Please print every record exactly as it stands, leaving out the pictures.

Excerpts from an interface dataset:
•••••

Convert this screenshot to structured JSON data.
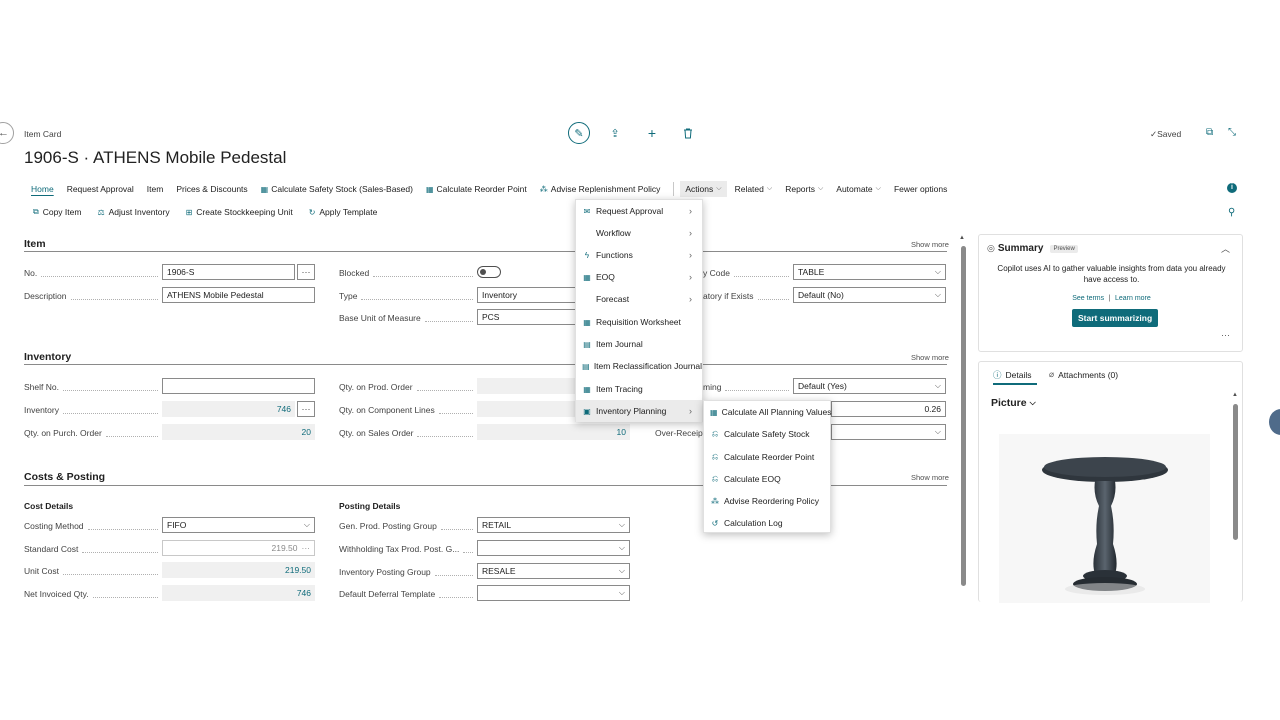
{
  "header": {
    "breadcrumb": "Item Card",
    "title": "1906-S · ATHENS Mobile Pedestal",
    "saved": "Saved"
  },
  "nav": {
    "home": "Home",
    "request_approval": "Request Approval",
    "item": "Item",
    "prices_discounts": "Prices & Discounts",
    "calc_safety_stock": "Calculate Safety Stock (Sales-Based)",
    "calc_reorder_point": "Calculate Reorder Point",
    "advise_replenishment": "Advise Replenishment Policy",
    "actions": "Actions",
    "related": "Related",
    "reports": "Reports",
    "automate": "Automate",
    "fewer_options": "Fewer options"
  },
  "subbar": {
    "copy_item": "Copy Item",
    "adjust_inventory": "Adjust Inventory",
    "create_sku": "Create Stockkeeping Unit",
    "apply_template": "Apply Template"
  },
  "show_more": "Show more",
  "item_section": {
    "title": "Item",
    "no_label": "No.",
    "no_value": "1906-S",
    "description_label": "Description",
    "description_value": "ATHENS Mobile Pedestal",
    "blocked_label": "Blocked",
    "type_label": "Type",
    "type_value": "Inventory",
    "base_uom_label": "Base Unit of Measure",
    "base_uom_value": "PCS",
    "cat_code_label": "y Code",
    "cat_code_value": "TABLE",
    "mandatory_label": "atory if Exists",
    "mandatory_value": "Default (No)"
  },
  "inventory_section": {
    "title": "Inventory",
    "shelf_label": "Shelf No.",
    "shelf_value": "",
    "inventory_label": "Inventory",
    "inventory_value": "746",
    "qty_purch_label": "Qty. on Purch. Order",
    "qty_purch_value": "20",
    "qty_prod_label": "Qty. on Prod. Order",
    "qty_comp_label": "Qty. on Component Lines",
    "qty_sales_label": "Qty. on Sales Order",
    "qty_sales_value": "10",
    "ming_label": "ming",
    "ming_value": "Default (Yes)",
    "r3_value": "0.26",
    "over_receipt_label": "Over-Receipt"
  },
  "costs_section": {
    "title": "Costs & Posting",
    "cost_details": "Cost Details",
    "costing_method_label": "Costing Method",
    "costing_method_value": "FIFO",
    "standard_cost_label": "Standard Cost",
    "standard_cost_value": "219.50",
    "unit_cost_label": "Unit Cost",
    "unit_cost_value": "219.50",
    "net_invoiced_label": "Net Invoiced Qty.",
    "net_invoiced_value": "746",
    "posting_details": "Posting Details",
    "gen_prod_label": "Gen. Prod. Posting Group",
    "gen_prod_value": "RETAIL",
    "withholding_label": "Withholding Tax Prod. Post. G...",
    "withholding_value": "",
    "inv_posting_label": "Inventory Posting Group",
    "inv_posting_value": "RESALE",
    "deferral_label": "Default Deferral Template",
    "deferral_value": ""
  },
  "actions_menu": {
    "items": [
      {
        "label": "Request Approval",
        "icon": "approval-icon",
        "submenu": true
      },
      {
        "label": "Workflow",
        "icon": "",
        "submenu": true
      },
      {
        "label": "Functions",
        "icon": "lightning-icon",
        "submenu": true
      },
      {
        "label": "EOQ",
        "icon": "sheet-icon",
        "submenu": true
      },
      {
        "label": "Forecast",
        "icon": "",
        "submenu": true
      },
      {
        "label": "Requisition Worksheet",
        "icon": "sheet-icon",
        "submenu": false
      },
      {
        "label": "Item Journal",
        "icon": "journal-icon",
        "submenu": false
      },
      {
        "label": "Item Reclassification Journal",
        "icon": "journal-icon",
        "submenu": false
      },
      {
        "label": "Item Tracing",
        "icon": "sheet-icon",
        "submenu": false
      },
      {
        "label": "Inventory Planning",
        "icon": "planning-icon",
        "submenu": true
      }
    ]
  },
  "planning_submenu": {
    "items": [
      {
        "label": "Calculate All Planning Values",
        "icon": "sheet-icon"
      },
      {
        "label": "Calculate Safety Stock",
        "icon": "calc-icon"
      },
      {
        "label": "Calculate Reorder Point",
        "icon": "calc-icon"
      },
      {
        "label": "Calculate EOQ",
        "icon": "calc-icon"
      },
      {
        "label": "Advise Reordering Policy",
        "icon": "advise-icon"
      },
      {
        "label": "Calculation Log",
        "icon": "log-icon"
      }
    ]
  },
  "summary": {
    "title": "Summary",
    "badge": "Preview",
    "text": "Copilot uses AI to gather valuable insights from data you already have access to.",
    "see_terms": "See terms",
    "separator": "|",
    "learn_more": "Learn more",
    "button": "Start summarizing",
    "more": "···"
  },
  "factbox": {
    "tab_details": "Details",
    "tab_attachments": "Attachments (0)",
    "picture_label": "Picture"
  },
  "colors": {
    "accent": "#0f6b7a",
    "menu_highlight": "#ebebeb"
  }
}
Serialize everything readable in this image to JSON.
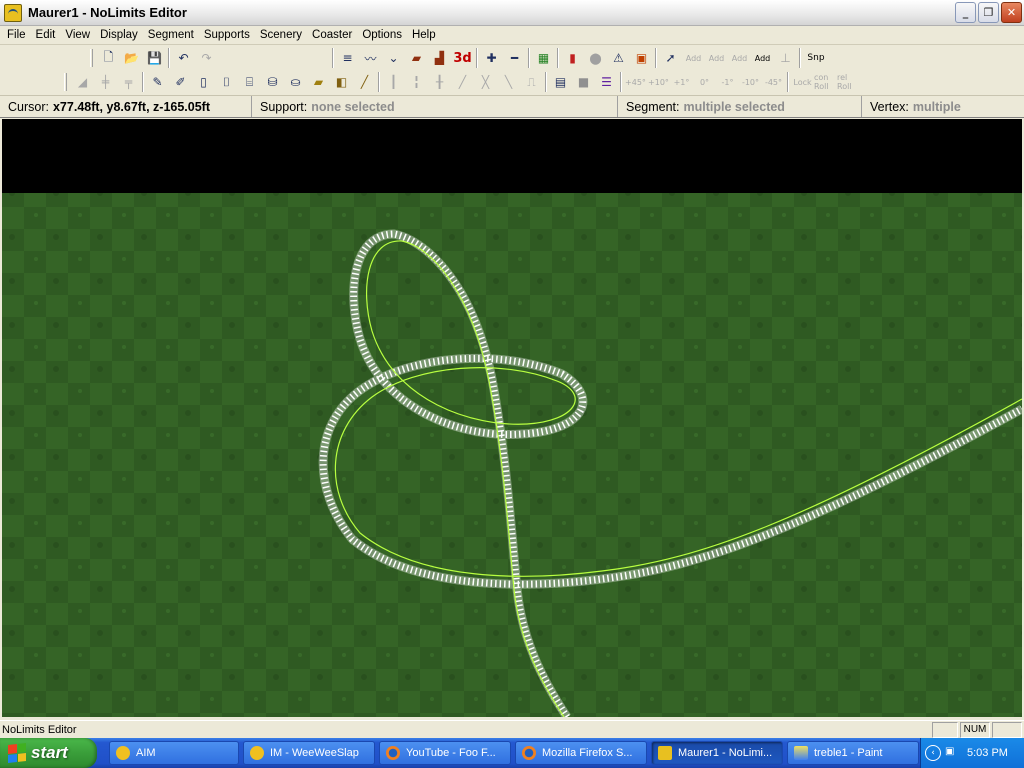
{
  "window": {
    "title": "Maurer1 - NoLimits Editor",
    "buttons": {
      "minimize": "_",
      "maximize": "❐",
      "close": "✕"
    }
  },
  "menu": [
    "File",
    "Edit",
    "View",
    "Display",
    "Segment",
    "Supports",
    "Scenery",
    "Coaster",
    "Options",
    "Help"
  ],
  "toolbar": {
    "snap_label": "Snp",
    "three_d_label": "3d",
    "rotate_labels": [
      "+45°",
      "+10°",
      "+1°",
      "0°",
      "-1°",
      "-10°",
      "-45°"
    ],
    "roll_labels": [
      "Lock",
      "con Roll",
      "rel Roll"
    ]
  },
  "infobar": {
    "cursor_label": "Cursor:",
    "cursor_value": "x77.48ft, y8.67ft, z-165.05ft",
    "support_label": "Support:",
    "support_value": "none selected",
    "segment_label": "Segment:",
    "segment_value": "multiple selected",
    "vertex_label": "Vertex:",
    "vertex_value": "multiple"
  },
  "viewport": {
    "sky_color": "#000000",
    "ground_color": "#2f5a22",
    "track_color": "#ffffff",
    "spine_color": "#b8ff40"
  },
  "statusbar": {
    "text": "NoLimits Editor",
    "num": "NUM"
  },
  "taskbar": {
    "start": "start",
    "tasks": [
      {
        "label": "AIM",
        "icon": "aim-icon",
        "active": false
      },
      {
        "label": "IM - WeeWeeSlap",
        "icon": "aim-icon",
        "active": false
      },
      {
        "label": "YouTube - Foo F...",
        "icon": "firefox-icon",
        "active": false
      },
      {
        "label": "Mozilla Firefox S...",
        "icon": "firefox-icon",
        "active": false
      },
      {
        "label": "Maurer1 - NoLimi...",
        "icon": "nolimits-icon",
        "active": true
      },
      {
        "label": "treble1 - Paint",
        "icon": "paint-icon",
        "active": false
      }
    ],
    "clock": "5:03 PM"
  }
}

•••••

# REPLY TO THE TASK
Convert this screenshot to structured JSON data.
{
  "header": {
    "breadcrumb": "Item Card",
    "title": "1906-S · ATHENS Mobile Pedestal",
    "saved": "Saved"
  },
  "nav": {
    "home": "Home",
    "request_approval": "Request Approval",
    "item": "Item",
    "prices_discounts": "Prices & Discounts",
    "calc_safety_stock": "Calculate Safety Stock (Sales-Based)",
    "calc_reorder_point": "Calculate Reorder Point",
    "advise_replenishment": "Advise Replenishment Policy",
    "actions": "Actions",
    "related": "Related",
    "reports": "Reports",
    "automate": "Automate",
    "fewer_options": "Fewer options"
  },
  "subbar": {
    "copy_item": "Copy Item",
    "adjust_inventory": "Adjust Inventory",
    "create_sku": "Create Stockkeeping Unit",
    "apply_template": "Apply Template"
  },
  "show_more": "Show more",
  "item_section": {
    "title": "Item",
    "no_label": "No.",
    "no_value": "1906-S",
    "description_label": "Description",
    "description_value": "ATHENS Mobile Pedestal",
    "blocked_label": "Blocked",
    "type_label": "Type",
    "type_value": "Inventory",
    "base_uom_label": "Base Unit of Measure",
    "base_uom_value": "PCS",
    "cat_code_label": "y Code",
    "cat_code_value": "TABLE",
    "mandatory_label": "atory if Exists",
    "mandatory_value": "Default (No)"
  },
  "inventory_section": {
    "title": "Inventory",
    "shelf_label": "Shelf No.",
    "shelf_value": "",
    "inventory_label": "Inventory",
    "inventory_value": "746",
    "qty_purch_label": "Qty. on Purch. Order",
    "qty_purch_value": "20",
    "qty_prod_label": "Qty. on Prod. Order",
    "qty_comp_label": "Qty. on Component Lines",
    "qty_sales_label": "Qty. on Sales Order",
    "qty_sales_value": "10",
    "ming_label": "ming",
    "ming_value": "Default (Yes)",
    "r3_value": "0.26",
    "over_receipt_label": "Over-Receipt"
  },
  "costs_section": {
    "title": "Costs & Posting",
    "cost_details": "Cost Details",
    "costing_method_label": "Costing Method",
    "costing_method_value": "FIFO",
    "standard_cost_label": "Standard Cost",
    "standard_cost_value": "219.50",
    "unit_cost_label": "Unit Cost",
    "unit_cost_value": "219.50",
    "net_invoiced_label": "Net Invoiced Qty.",
    "net_invoiced_value": "746",
    "posting_details": "Posting Details",
    "gen_prod_label": "Gen. Prod. Posting Group",
    "gen_prod_value": "RETAIL",
    "withholding_label": "Withholding Tax Prod. Post. G...",
    "withholding_value": "",
    "inv_posting_label": "Inventory Posting Group",
    "inv_posting_value": "RESALE",
    "deferral_label": "Default Deferral Template",
    "deferral_value": ""
  },
  "actions_menu": {
    "items": [
      {
        "label": "Request Approval",
        "icon": "approval-icon",
        "submenu": true
      },
      {
        "label": "Workflow",
        "icon": "",
        "submenu": true
      },
      {
        "label": "Functions",
        "icon": "lightning-icon",
        "submenu": true
      },
      {
        "label": "EOQ",
        "icon": "sheet-icon",
        "submenu": true
      },
      {
        "label": "Forecast",
        "icon": "",
        "submenu": true
      },
      {
        "label": "Requisition Worksheet",
        "icon": "sheet-icon",
        "submenu": false
      },
      {
        "label": "Item Journal",
        "icon": "journal-icon",
        "submenu": false
      },
      {
        "label": "Item Reclassification Journal",
        "icon": "journal-icon",
        "submenu": false
      },
      {
        "label": "Item Tracing",
        "icon": "sheet-icon",
        "submenu": false
      },
      {
        "label": "Inventory Planning",
        "icon": "planning-icon",
        "submenu": true
      }
    ]
  },
  "planning_submenu": {
    "items": [
      {
        "label": "Calculate All Planning Values",
        "icon": "sheet-icon"
      },
      {
        "label": "Calculate Safety Stock",
        "icon": "calc-icon"
      },
      {
        "label": "Calculate Reorder Point",
        "icon": "calc-icon"
      },
      {
        "label": "Calculate EOQ",
        "icon": "calc-icon"
      },
      {
        "label": "Advise Reordering Policy",
        "icon": "advise-icon"
      },
      {
        "label": "Calculation Log",
        "icon": "log-icon"
      }
    ]
  },
  "summary": {
    "title": "Summary",
    "badge": "Preview",
    "text": "Copilot uses AI to gather valuable insights from data you already have access to.",
    "see_terms": "See terms",
    "separator": "|",
    "learn_more": "Learn more",
    "button": "Start summarizing",
    "more": "···"
  },
  "factbox": {
    "tab_details": "Details",
    "tab_attachments": "Attachments (0)",
    "picture_label": "Picture"
  },
  "colors": {
    "accent": "#0f6b7a",
    "menu_highlight": "#ebebeb"
  }
}
Serialize everything readable in this image to JSON.
{
  "window": {
    "title": "Maurer1 - NoLimits Editor",
    "buttons": {
      "minimize": "_",
      "maximize": "❐",
      "close": "✕"
    }
  },
  "menu": [
    "File",
    "Edit",
    "View",
    "Display",
    "Segment",
    "Supports",
    "Scenery",
    "Coaster",
    "Options",
    "Help"
  ],
  "toolbar": {
    "snap_label": "Snp",
    "three_d_label": "3d",
    "rotate_labels": [
      "+45°",
      "+10°",
      "+1°",
      "0°",
      "-1°",
      "-10°",
      "-45°"
    ],
    "roll_labels": [
      "Lock",
      "con Roll",
      "rel Roll"
    ]
  },
  "infobar": {
    "cursor_label": "Cursor:",
    "cursor_value": "x77.48ft, y8.67ft, z-165.05ft",
    "support_label": "Support:",
    "support_value": "none selected",
    "segment_label": "Segment:",
    "segment_value": "multiple selected",
    "vertex_label": "Vertex:",
    "vertex_value": "multiple"
  },
  "viewport": {
    "sky_color": "#000000",
    "ground_color": "#2f5a22",
    "track_color": "#ffffff",
    "spine_color": "#b8ff40"
  },
  "statusbar": {
    "text": "NoLimits Editor",
    "num": "NUM"
  },
  "taskbar": {
    "start": "start",
    "tasks": [
      {
        "label": "AIM",
        "icon": "aim-icon",
        "active": false
      },
      {
        "label": "IM - WeeWeeSlap",
        "icon": "aim-icon",
        "active": false
      },
      {
        "label": "YouTube - Foo F...",
        "icon": "firefox-icon",
        "active": false
      },
      {
        "label": "Mozilla Firefox S...",
        "icon": "firefox-icon",
        "active": false
      },
      {
        "label": "Maurer1 - NoLimi...",
        "icon": "nolimits-icon",
        "active": true
      },
      {
        "label": "treble1 - Paint",
        "icon": "paint-icon",
        "active": false
      }
    ],
    "clock": "5:03 PM"
  }
}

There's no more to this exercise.